Aim of the task: The answer must be one number: the count of lines in the data below that include "this".

Web page and app entries:
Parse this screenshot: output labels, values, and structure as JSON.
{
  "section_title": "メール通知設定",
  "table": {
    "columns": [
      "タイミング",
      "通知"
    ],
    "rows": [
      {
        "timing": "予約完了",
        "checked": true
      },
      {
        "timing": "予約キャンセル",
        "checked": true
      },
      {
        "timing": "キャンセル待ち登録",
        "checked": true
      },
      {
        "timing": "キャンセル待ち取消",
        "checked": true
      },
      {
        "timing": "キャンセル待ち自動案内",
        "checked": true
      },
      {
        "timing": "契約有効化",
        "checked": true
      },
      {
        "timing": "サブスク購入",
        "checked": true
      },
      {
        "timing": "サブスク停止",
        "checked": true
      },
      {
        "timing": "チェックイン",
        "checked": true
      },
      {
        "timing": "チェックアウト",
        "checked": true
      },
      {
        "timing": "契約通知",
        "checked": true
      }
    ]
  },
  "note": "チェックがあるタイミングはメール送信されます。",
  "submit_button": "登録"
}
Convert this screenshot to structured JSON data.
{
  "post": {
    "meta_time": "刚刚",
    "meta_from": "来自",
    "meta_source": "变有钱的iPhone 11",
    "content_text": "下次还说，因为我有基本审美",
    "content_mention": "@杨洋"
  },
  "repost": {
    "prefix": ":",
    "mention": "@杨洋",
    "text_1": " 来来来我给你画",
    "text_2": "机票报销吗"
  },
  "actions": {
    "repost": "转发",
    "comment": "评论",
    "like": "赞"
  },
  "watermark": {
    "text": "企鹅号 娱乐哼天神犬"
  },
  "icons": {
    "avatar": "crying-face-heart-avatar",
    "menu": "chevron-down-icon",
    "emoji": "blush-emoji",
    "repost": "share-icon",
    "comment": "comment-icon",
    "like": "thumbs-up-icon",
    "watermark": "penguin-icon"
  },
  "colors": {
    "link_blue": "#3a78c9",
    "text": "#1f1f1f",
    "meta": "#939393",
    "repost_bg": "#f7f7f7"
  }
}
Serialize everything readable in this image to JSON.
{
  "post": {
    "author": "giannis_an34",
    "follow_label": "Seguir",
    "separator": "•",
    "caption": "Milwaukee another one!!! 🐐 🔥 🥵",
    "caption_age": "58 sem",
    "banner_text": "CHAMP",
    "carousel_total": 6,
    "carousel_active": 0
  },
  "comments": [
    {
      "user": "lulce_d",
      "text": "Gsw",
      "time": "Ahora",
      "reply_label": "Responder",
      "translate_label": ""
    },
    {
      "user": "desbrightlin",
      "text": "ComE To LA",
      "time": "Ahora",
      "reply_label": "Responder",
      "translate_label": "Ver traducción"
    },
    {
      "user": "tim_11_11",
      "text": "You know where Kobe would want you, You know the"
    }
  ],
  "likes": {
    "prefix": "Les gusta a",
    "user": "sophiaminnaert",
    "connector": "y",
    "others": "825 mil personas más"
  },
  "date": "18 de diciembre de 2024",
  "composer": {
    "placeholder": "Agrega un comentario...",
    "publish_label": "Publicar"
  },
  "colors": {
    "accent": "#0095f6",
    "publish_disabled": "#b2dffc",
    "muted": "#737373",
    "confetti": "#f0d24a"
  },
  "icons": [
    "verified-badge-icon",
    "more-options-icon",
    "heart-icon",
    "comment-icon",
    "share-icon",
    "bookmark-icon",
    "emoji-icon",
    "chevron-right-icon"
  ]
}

Answer below: 3